Work out how many lines of the listing below mention the word "JSON", and give only that figure.

Data supplied:
━━━━━━━━━━━━━━━━

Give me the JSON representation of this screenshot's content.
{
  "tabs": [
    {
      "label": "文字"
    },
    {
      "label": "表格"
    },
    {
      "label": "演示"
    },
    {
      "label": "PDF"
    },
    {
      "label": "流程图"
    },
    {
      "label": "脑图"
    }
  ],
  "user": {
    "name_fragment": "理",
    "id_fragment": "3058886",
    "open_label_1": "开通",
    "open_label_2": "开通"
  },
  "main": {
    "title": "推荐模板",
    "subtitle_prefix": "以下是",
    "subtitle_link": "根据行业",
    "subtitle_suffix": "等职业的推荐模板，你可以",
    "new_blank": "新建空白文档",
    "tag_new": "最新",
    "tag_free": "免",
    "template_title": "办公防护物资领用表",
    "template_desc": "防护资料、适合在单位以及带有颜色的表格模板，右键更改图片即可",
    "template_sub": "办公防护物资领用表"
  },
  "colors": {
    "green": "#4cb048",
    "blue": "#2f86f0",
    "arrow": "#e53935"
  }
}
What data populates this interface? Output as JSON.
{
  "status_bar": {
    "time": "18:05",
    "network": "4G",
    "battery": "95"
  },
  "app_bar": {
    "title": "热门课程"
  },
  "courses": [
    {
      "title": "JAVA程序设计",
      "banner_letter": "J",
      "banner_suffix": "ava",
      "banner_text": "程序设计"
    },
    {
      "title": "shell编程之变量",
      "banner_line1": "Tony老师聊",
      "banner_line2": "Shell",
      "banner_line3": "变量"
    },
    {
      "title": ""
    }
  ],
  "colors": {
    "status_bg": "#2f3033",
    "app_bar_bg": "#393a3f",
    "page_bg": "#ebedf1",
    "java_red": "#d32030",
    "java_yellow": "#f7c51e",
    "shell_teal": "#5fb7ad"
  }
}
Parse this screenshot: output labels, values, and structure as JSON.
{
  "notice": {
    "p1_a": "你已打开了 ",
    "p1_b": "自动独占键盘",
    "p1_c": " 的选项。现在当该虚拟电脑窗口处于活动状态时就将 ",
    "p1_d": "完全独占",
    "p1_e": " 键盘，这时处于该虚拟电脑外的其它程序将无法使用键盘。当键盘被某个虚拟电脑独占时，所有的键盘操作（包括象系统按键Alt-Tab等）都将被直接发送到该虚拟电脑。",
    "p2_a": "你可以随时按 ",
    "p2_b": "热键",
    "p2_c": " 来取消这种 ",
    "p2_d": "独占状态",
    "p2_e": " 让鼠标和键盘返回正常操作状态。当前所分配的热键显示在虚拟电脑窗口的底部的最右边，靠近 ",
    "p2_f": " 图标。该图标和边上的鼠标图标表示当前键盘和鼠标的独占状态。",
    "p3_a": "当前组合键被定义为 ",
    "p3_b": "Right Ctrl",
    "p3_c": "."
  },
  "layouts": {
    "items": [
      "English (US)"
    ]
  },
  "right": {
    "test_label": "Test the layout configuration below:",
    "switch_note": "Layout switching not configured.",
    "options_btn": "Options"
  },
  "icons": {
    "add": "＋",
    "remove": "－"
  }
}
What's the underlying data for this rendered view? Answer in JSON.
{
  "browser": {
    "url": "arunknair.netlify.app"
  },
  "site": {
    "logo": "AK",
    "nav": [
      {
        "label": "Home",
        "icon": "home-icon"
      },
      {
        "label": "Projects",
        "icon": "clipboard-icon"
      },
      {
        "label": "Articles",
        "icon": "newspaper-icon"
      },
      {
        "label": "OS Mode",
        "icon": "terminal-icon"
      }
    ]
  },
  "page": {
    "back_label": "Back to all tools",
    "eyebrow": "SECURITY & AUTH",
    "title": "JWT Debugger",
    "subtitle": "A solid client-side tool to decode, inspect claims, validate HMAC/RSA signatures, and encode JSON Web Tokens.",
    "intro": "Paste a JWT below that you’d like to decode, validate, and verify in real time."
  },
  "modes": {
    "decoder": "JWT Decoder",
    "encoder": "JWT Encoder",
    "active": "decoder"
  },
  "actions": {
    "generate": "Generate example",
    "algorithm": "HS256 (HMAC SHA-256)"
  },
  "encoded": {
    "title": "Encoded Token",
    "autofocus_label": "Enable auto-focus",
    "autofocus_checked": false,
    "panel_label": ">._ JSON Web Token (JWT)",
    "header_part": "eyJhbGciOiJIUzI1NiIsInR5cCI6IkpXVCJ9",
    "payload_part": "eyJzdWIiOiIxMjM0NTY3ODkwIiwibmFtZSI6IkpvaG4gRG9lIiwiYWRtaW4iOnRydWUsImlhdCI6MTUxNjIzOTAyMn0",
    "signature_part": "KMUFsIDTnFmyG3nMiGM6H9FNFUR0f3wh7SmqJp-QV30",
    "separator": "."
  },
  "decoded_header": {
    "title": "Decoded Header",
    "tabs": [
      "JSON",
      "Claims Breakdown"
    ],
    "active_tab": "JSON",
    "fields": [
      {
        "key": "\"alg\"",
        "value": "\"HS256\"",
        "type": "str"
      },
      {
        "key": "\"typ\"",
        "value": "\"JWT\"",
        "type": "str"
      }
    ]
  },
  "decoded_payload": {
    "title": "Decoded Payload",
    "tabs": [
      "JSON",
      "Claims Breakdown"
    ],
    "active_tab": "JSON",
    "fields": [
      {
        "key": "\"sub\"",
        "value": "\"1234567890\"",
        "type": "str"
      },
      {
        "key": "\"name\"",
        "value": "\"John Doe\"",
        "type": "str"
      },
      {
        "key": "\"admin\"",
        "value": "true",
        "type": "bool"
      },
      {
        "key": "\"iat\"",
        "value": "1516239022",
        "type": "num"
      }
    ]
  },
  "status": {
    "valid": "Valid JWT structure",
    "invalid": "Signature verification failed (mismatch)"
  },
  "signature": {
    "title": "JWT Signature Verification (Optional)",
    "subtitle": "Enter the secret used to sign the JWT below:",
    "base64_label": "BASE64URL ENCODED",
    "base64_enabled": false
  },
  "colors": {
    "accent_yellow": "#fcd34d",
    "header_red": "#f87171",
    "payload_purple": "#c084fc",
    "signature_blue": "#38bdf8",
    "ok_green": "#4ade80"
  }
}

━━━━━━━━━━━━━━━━

Exercise result:
10